Fundamentals of Macroeconomics
When something is free, most consumers think it comes at no cost to the recipient. Examples are buy two, get one free promotions, samples from Macy’s, and buy one, get one half off promotions. In economics free means free and there is no cost to the consumer; however, by economic definitions, nothing is free (quote). Samples usually cost the producers, since they are the ones producing them. Buy one get one free, costs both the producer and consumer. The producer has to spend money producing the products and the consumer has to spend money buying one in order to get one free. Community programs and nature also come at a cost; the environment needs energy and time to grow and community programs are usually funded by the government.
The cost of goods and the decisions that are made daily contributes to the cost of everything. The fundamental component of economics is the idea of nothing is free (site). This concept is what fuels decision-making and leads to the basic understanding of economics. Consumers needs and wants help fuel the economy, though these “needs and wants” differs from person to person. For example, one person wants may be another person’s needs. In economics there are no needs, because everything has an alternative. For example, unemployment is the alternative to a job and reading is the alternative to television. (Site).

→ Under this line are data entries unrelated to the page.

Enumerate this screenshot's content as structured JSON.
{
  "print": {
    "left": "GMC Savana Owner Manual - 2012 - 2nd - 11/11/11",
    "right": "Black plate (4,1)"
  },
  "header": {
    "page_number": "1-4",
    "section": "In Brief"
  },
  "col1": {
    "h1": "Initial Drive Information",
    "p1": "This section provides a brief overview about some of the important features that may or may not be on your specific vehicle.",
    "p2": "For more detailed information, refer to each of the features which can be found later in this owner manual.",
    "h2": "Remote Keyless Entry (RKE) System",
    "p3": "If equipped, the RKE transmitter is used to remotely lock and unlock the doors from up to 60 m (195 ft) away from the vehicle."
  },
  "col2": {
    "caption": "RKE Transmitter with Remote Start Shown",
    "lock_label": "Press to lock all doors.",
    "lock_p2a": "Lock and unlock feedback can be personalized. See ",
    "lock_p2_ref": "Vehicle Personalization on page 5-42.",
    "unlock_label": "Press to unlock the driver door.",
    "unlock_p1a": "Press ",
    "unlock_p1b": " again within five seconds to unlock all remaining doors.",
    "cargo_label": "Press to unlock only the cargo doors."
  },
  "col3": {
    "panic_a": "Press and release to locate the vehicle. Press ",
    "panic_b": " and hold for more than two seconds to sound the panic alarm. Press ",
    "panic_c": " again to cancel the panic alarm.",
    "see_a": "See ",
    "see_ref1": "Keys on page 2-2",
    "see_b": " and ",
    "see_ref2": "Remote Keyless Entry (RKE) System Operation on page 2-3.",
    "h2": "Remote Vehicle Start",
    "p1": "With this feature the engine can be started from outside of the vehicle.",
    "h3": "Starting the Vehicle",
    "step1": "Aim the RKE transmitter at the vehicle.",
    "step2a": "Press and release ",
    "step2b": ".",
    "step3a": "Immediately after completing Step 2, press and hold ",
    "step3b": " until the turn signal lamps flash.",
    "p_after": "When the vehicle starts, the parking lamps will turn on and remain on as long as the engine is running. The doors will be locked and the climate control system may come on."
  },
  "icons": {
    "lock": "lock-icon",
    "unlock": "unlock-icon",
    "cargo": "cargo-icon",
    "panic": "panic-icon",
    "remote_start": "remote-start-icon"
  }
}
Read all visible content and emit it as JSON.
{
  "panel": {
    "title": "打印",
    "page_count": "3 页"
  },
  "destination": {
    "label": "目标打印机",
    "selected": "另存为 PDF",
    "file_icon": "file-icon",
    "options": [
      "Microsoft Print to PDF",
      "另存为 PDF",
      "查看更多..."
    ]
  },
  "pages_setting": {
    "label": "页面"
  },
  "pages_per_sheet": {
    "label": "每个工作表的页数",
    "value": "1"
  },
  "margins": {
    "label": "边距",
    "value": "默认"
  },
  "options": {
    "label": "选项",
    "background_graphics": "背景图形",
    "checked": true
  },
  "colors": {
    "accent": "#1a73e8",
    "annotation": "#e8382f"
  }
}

The grocery industry produces a many products, purchasing intermediate inputs from other parts of the economy and transforms it for final consumption. In the grocery industry, the employees and suppliers spend earned income in the production economy wide. The overall impact involves three components: direct, indirect, and induced effects.
The Direct effects involves activities that directly attributes to grocery manufacturing, like employees and manufacturers output. Indirect effect involves the activities of upstream suppliers, like contractors and other companies providing input. Induced...